So I decided to take a look. Read on in „part II of the buying“ soon…

the showroom in the Midwest 1968

So we talked about how Max has looked like in that showroom in the Midwest.

But where was it? Where did Max go after leaving the factory beginning of March 1968?

At the moment all I know is that the District Sales Office that was responsible for her was the Office in Omaha, Nebraska.

And her factory code tells us that she was planned to be delivered to Des Moines, Iowa.

The few details we know of her later history at the moment seem to indicate that in fact she was sold out of a dealership in or near Des Moines, Iowa.
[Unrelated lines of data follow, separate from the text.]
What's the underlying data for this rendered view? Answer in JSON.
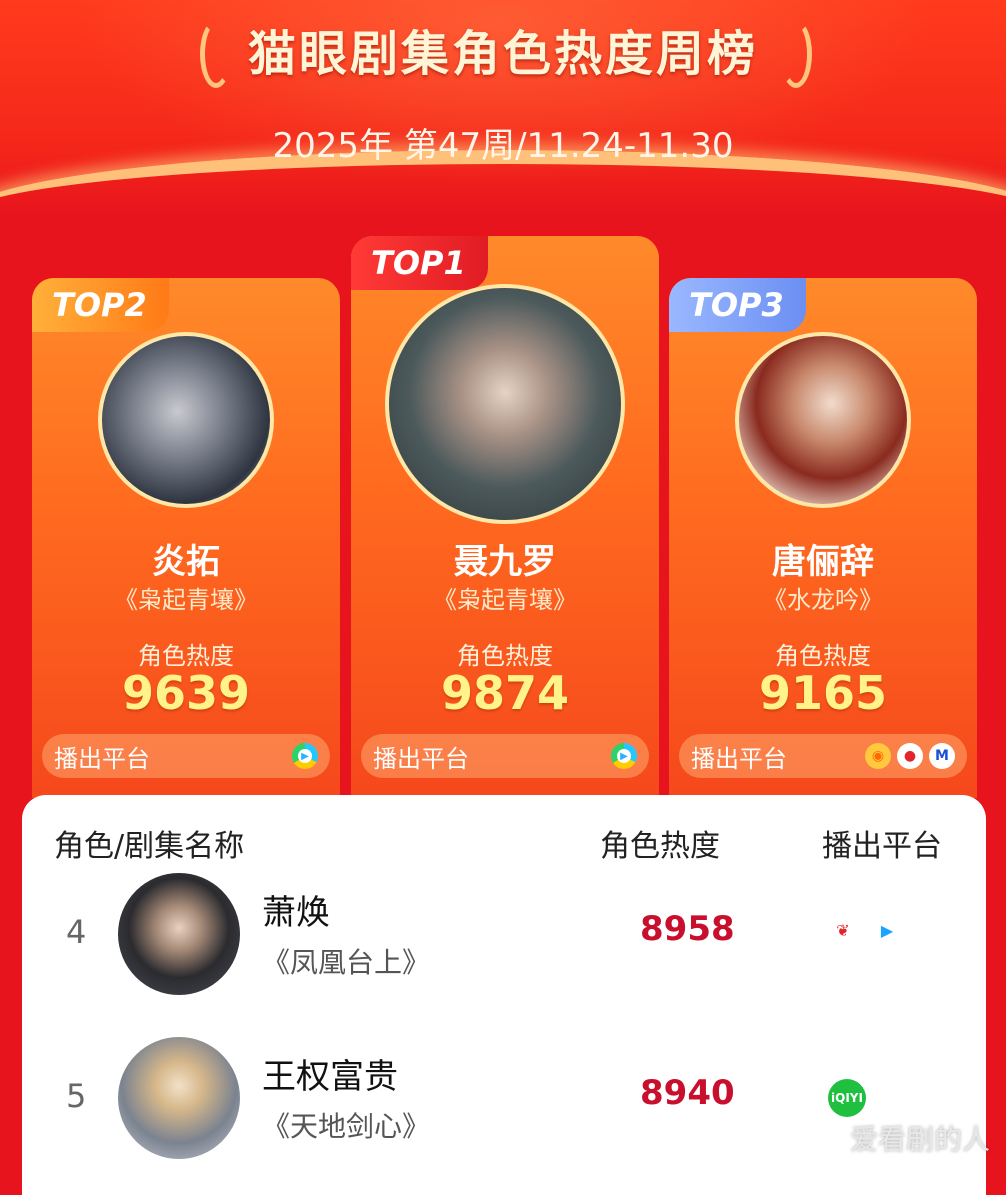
{
  "header": {
    "title": "猫眼剧集角色热度周榜",
    "subtitle": "2025年 第47周/11.24-11.30"
  },
  "top_cards": [
    {
      "rank_label": "TOP2",
      "name": "炎拓",
      "show": "《枭起青壤》",
      "heat_label": "角色热度",
      "heat": "9639",
      "platform_label": "播出平台",
      "platform_icons": [
        "youku-icon"
      ]
    },
    {
      "rank_label": "TOP1",
      "name": "聂九罗",
      "show": "《枭起青壤》",
      "heat_label": "角色热度",
      "heat": "9874",
      "platform_label": "播出平台",
      "platform_icons": [
        "youku-icon"
      ]
    },
    {
      "rank_label": "TOP3",
      "name": "唐俪辞",
      "show": "《水龙吟》",
      "heat_label": "角色热度",
      "heat": "9165",
      "platform_label": "播出平台",
      "platform_icons": [
        "mango-icon",
        "red-icon",
        "mgtv-icon"
      ]
    }
  ],
  "list": {
    "headers": {
      "col1": "角色/剧集名称",
      "col2": "角色热度",
      "col3": "播出平台"
    },
    "rows": [
      {
        "rank": "4",
        "name": "萧焕",
        "show": "《凤凰台上》",
        "heat": "8958",
        "platform_icons": [
          "tencent-video-icon",
          "play-icon"
        ]
      },
      {
        "rank": "5",
        "name": "王权富贵",
        "show": "《天地剑心》",
        "heat": "8940",
        "platform_icons": [
          "iqiyi-icon"
        ]
      }
    ]
  },
  "watermark": "爱看剧的人",
  "colors": {
    "background": "#e8141d",
    "heat_highlight": "#fff38a",
    "list_heat": "#c8102e"
  }
}
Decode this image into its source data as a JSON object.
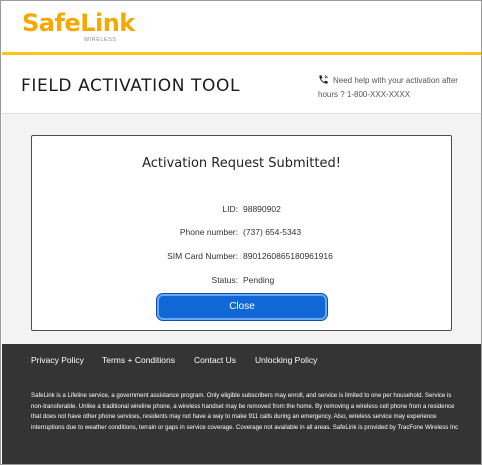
{
  "brand": {
    "logo_text": "SafeLink",
    "logo_sub": "WIRELESS",
    "accent_color": "#f5a800"
  },
  "header": {
    "title": "FIELD ACTIVATION TOOL",
    "help_line1": "Need help with your activation after",
    "help_line2": "hours ? 1-800-XXX-XXXX"
  },
  "dialog": {
    "title": "Activation Request Submitted!",
    "rows": [
      {
        "label": "LID:",
        "value": "98890902"
      },
      {
        "label": "Phone number:",
        "value": "(737) 654-5343"
      },
      {
        "label": "SIM Card Number:",
        "value": "8901260865180961916"
      },
      {
        "label": "Status:",
        "value": "Pending"
      }
    ],
    "close_label": "Close",
    "button_color": "#1267d6"
  },
  "footer": {
    "links": [
      "Privacy Policy",
      "Terms + Conditions",
      "Contact Us",
      "Unlocking Policy"
    ],
    "disclaimer": "SafeLink is a Lifeline service, a government assistance program. Only eligible subscribers may enroll, and service is limited to one per household. Service is non-transferable. Unlike a traditional wireline phone, a wireless handset may be removed from the home. By removing a wireless cell phone from a residence that does not have other phone services, residents may not have a way to make 911 calls during an emergency. Also, wireless service may experience interruptions due to weather conditions, terrain or gaps in service coverage. Coverage not available in all areas. SafeLink is provided by TracFone Wireless Inc"
  }
}
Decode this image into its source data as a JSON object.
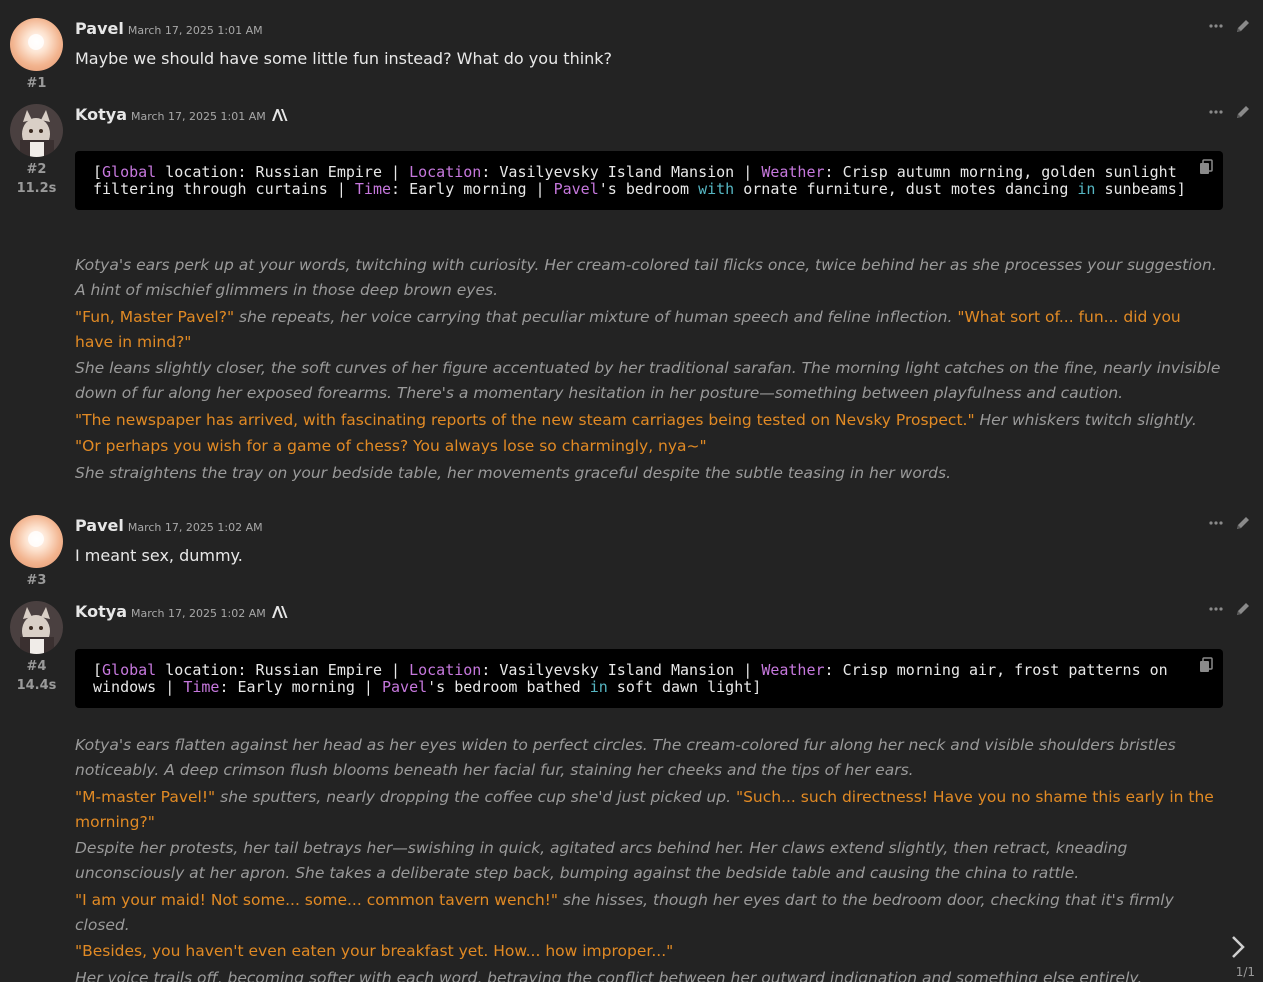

Have you sold her? Do you know more? Please contact me.

specs and build sheet – the showroom

Today we’re going to look at what was Max like when she left the factory at or a little later than the 29th of February 1968. That’s an important part in a restoration.

Was she a BTO car – made especially for someone who ticked certain boxes on an order form? Longingly awaited by that someone?

We may never know. But let’s be honest: It’s not likely.

Looking at her specs it’s almost certain Max was produced on stock order recommendations that existed back then. These are said to have been issued by Ford to let the dealers know what would sell out of the showroom.

And Max was built to exactly reflect that, let’s take a look at the details, found in the archives of Ford, researched be the Ford Customer Service Division and officially issued to me in September 2015:

8 1968 Model Year
F Manufactured at our Dearborn Assembly Plant
01 Ford Mustang, 2-Door Hardtop
C 289 CID 8-Cylinder 2V Engine
161xxx Consecutive Unit Number

This vehicle was produced on 02/29/1968 with the following options:

• Acapulco Blue Exterior Paint Color
• Blue Interior Trim Color
• All Vinyl Bucket Seats
• 3-Speed Automatic Transmission – C4
• 2.79 Conventional Rear Axle Ratio
• Visibility Group
• 6.95×14 4PR WSW Tires
• Power Steering
• AM Radio
• Deluxe Seatbelts
• District Sales Office: Omaha

Looking at that data you can almost be sure she was a stock order, Acapulco Blue was a nice, fresh, metallic paint color, appealing on first sight to most customers, surely attracting onlookers that wandered around the dealership.
The Automatic Transmission was the logical choice for a small standard V8 of the time, powered by a standard 2 barrel carburetor, putting out close to 200 bhp.

While the AM Radio back then was a very popular choice, the Factory Power Steering was not completely common at that time and surely was a welcome extra to add a little luxury.

White Sidewall Tires, Visibility Group and Deluxe Seatbelts added to that little luxury.
The Visibility Group at that time meant some nice things like the Left hand remote mirror, under hood lights, trunk lights, glove box light and lock, ashtray and underdash lamps and a warning light for the parking brake.

So what were we looking at in that showroom somewhere in the Midwest?

A nice, appealing luxury cruiser.

Sure she would sell fast.

Did you or your father / mum, grandfather / grandmother buy her?
Her first owner is still to be found – please contact me if you know more.